* Exercise goal
The result should be every line of the listing that holds the word "change".

* * * * * * *

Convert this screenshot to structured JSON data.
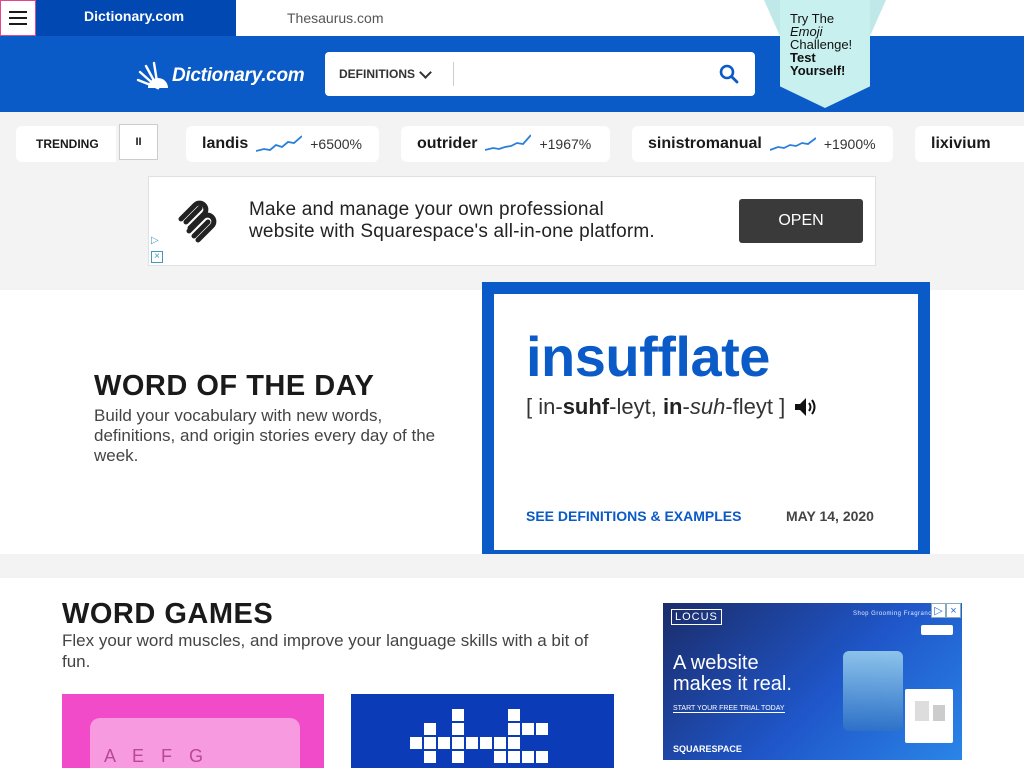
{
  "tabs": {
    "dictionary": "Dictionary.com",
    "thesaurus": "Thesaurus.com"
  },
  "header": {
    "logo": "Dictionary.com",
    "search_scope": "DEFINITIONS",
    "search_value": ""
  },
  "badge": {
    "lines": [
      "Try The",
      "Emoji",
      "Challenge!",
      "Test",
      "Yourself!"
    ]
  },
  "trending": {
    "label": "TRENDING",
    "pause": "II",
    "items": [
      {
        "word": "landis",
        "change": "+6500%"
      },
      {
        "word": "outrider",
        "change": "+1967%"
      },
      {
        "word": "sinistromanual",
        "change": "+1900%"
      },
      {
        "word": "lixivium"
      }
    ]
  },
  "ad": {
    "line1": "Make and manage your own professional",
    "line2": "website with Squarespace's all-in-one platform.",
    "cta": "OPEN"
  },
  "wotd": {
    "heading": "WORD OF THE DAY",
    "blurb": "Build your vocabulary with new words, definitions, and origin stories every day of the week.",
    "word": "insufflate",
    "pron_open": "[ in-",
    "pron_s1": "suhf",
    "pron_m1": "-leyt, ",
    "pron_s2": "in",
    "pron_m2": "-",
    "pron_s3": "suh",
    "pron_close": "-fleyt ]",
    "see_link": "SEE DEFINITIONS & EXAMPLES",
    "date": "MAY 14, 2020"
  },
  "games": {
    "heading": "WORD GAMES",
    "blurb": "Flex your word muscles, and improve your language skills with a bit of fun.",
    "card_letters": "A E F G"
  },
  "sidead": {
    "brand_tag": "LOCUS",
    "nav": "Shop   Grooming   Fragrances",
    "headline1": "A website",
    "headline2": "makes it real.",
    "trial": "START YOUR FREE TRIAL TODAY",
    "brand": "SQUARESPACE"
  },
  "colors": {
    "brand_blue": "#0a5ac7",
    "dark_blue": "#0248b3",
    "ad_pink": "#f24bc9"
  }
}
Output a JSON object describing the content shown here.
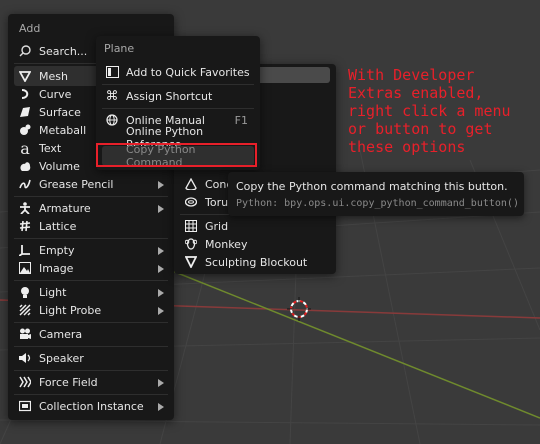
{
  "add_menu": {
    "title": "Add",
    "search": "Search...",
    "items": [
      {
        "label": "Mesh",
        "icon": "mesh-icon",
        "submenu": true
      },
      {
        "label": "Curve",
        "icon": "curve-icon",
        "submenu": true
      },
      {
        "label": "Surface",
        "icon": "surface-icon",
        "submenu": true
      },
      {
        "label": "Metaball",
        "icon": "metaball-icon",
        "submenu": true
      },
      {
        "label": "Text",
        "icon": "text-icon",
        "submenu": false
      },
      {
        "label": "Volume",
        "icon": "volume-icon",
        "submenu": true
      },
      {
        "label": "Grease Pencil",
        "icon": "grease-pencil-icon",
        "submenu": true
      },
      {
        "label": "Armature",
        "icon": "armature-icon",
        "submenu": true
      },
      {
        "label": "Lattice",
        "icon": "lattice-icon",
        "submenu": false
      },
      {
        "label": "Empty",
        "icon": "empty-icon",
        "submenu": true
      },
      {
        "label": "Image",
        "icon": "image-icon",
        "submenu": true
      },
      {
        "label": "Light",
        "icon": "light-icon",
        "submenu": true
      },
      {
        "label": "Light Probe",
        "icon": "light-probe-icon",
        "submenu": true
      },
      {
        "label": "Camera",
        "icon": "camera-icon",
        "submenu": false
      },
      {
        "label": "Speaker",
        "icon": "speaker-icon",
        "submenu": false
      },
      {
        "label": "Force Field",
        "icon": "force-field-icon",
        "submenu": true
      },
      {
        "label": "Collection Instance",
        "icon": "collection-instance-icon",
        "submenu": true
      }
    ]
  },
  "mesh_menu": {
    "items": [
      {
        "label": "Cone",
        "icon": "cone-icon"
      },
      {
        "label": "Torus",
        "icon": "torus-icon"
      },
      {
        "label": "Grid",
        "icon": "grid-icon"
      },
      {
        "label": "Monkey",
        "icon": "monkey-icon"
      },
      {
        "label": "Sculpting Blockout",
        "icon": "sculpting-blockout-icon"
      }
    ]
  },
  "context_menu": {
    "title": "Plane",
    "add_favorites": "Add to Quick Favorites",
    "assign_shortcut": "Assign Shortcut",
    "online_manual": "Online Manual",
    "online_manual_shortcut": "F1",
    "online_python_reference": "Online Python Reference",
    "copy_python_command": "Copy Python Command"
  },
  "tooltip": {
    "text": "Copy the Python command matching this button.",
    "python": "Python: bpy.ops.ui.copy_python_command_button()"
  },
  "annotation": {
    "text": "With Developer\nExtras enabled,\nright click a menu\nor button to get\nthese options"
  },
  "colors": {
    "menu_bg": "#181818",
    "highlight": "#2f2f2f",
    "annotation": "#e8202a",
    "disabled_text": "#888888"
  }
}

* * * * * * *

* Exercise solution
        "change": "+6500%"
        "change": "+1967%"
        "change": "+1900%"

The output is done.